  • Presidential permit for construction issued. Achieved:  April 2013.
  • Appointment of the Chief Executive Officer and Board of Directors of the Windsor-Detroit Bridge Authority and the Board of Directors of the International Authority. Achieved:  August 2014.

Progress report and explanation of variances

  • Approval and necessary authorities were provided in December 2006 to continue advancing the development of a new Detroit River crossing for the Windsor-Detroit Corridor.
  • The 2007 federal Budget supported the development of a new Detroit River Crossing for the Windsor-Detroit Corridor and provided $10 million over three years for this purpose.
  • The Detroit River International Crossing project has been identified as a Major Crown Project as the total value is beyond the $100-million threshold.  The entire project cost for Canada was estimated at $2.01 billion.  Preliminary project approval to provide authorization to expend resources to fully define the Detroit River International Crossing Project was sought and granted in December 2007.
  • In 2008, Transport Canada received approval to enter into negotiations for the acquisition of properties in Windsor, Ontario, for the Canadian half of the new international bridge and its Canadian customs plaza.
  • In 2009, Transport Canada sought approval for expenditure authority for Phase I of land acquisition.
  • Budget 2010 provided $10 million to cover expenses related to moving the project from the planning to implementation phase.
  • In 2012, Transport Canada sought approval of amended preliminary project approval and expenditure authority for Phase II of land acquisition.
  • Budget 2013 provided $25 million for Detroit River International Crossing team funding and pre-procurement activities.

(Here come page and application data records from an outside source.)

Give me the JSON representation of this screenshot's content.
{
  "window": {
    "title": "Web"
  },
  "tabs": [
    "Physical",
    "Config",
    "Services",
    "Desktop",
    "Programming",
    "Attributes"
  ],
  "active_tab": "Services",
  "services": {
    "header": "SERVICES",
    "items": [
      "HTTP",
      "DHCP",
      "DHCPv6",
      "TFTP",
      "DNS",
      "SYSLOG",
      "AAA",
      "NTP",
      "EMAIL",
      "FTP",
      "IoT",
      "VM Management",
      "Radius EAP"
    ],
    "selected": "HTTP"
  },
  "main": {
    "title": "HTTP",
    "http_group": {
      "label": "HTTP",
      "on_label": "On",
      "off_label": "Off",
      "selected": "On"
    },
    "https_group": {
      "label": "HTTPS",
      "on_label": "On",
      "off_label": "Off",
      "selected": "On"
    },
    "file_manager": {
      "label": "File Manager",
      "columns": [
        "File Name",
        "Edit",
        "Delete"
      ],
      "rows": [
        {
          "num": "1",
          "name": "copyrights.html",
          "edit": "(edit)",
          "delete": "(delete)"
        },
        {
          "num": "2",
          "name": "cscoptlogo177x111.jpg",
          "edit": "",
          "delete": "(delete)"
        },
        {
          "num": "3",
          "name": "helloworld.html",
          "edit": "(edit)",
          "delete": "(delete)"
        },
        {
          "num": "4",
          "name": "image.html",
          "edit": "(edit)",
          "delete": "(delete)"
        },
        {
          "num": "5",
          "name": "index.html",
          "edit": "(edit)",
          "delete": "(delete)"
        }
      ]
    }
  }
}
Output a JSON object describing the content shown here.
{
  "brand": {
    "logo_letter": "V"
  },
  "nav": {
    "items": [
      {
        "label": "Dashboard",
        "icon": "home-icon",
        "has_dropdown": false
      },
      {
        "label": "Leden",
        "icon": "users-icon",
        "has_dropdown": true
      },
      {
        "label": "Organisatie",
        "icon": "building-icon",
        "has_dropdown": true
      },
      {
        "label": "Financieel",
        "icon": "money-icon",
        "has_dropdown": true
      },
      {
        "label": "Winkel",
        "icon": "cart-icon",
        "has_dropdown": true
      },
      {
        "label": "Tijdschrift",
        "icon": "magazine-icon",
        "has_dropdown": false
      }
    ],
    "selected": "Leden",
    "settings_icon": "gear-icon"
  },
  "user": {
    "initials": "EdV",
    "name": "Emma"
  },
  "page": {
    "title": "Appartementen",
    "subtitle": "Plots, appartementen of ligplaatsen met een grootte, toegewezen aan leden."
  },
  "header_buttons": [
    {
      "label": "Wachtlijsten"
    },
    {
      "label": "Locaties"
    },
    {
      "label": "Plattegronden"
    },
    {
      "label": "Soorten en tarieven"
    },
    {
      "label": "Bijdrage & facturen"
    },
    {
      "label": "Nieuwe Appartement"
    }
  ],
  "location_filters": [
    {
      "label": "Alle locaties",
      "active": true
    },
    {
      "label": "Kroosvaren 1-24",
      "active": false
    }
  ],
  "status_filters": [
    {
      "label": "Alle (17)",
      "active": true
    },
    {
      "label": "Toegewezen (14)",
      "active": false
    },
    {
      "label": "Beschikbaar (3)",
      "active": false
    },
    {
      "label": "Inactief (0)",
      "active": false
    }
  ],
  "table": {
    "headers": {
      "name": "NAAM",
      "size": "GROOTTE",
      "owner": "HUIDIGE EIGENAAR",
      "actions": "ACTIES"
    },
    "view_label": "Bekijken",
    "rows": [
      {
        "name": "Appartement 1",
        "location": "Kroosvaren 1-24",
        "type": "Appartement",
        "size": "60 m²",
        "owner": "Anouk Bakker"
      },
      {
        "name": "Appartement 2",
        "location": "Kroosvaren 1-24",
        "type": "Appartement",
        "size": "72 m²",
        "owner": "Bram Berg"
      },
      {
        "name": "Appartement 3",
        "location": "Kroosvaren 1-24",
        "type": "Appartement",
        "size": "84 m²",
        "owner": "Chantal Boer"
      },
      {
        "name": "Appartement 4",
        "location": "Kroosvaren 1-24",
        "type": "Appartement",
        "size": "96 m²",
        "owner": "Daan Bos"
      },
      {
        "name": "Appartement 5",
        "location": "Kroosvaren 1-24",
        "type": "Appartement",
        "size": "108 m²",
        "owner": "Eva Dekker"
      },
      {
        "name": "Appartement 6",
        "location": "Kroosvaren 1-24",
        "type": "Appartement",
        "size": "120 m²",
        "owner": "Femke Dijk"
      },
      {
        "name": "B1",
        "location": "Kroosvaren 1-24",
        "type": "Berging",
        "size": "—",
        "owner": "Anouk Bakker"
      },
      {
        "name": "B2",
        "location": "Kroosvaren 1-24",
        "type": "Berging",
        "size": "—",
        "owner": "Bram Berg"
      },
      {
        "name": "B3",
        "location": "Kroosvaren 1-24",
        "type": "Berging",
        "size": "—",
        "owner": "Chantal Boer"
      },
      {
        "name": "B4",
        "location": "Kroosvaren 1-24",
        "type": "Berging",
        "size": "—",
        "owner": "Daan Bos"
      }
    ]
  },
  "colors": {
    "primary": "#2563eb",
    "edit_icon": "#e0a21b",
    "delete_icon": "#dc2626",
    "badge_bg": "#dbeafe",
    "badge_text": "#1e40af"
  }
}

  • Budget 2014 provided an additional $470 million for pre-procurement and procurement activities.
Date modified: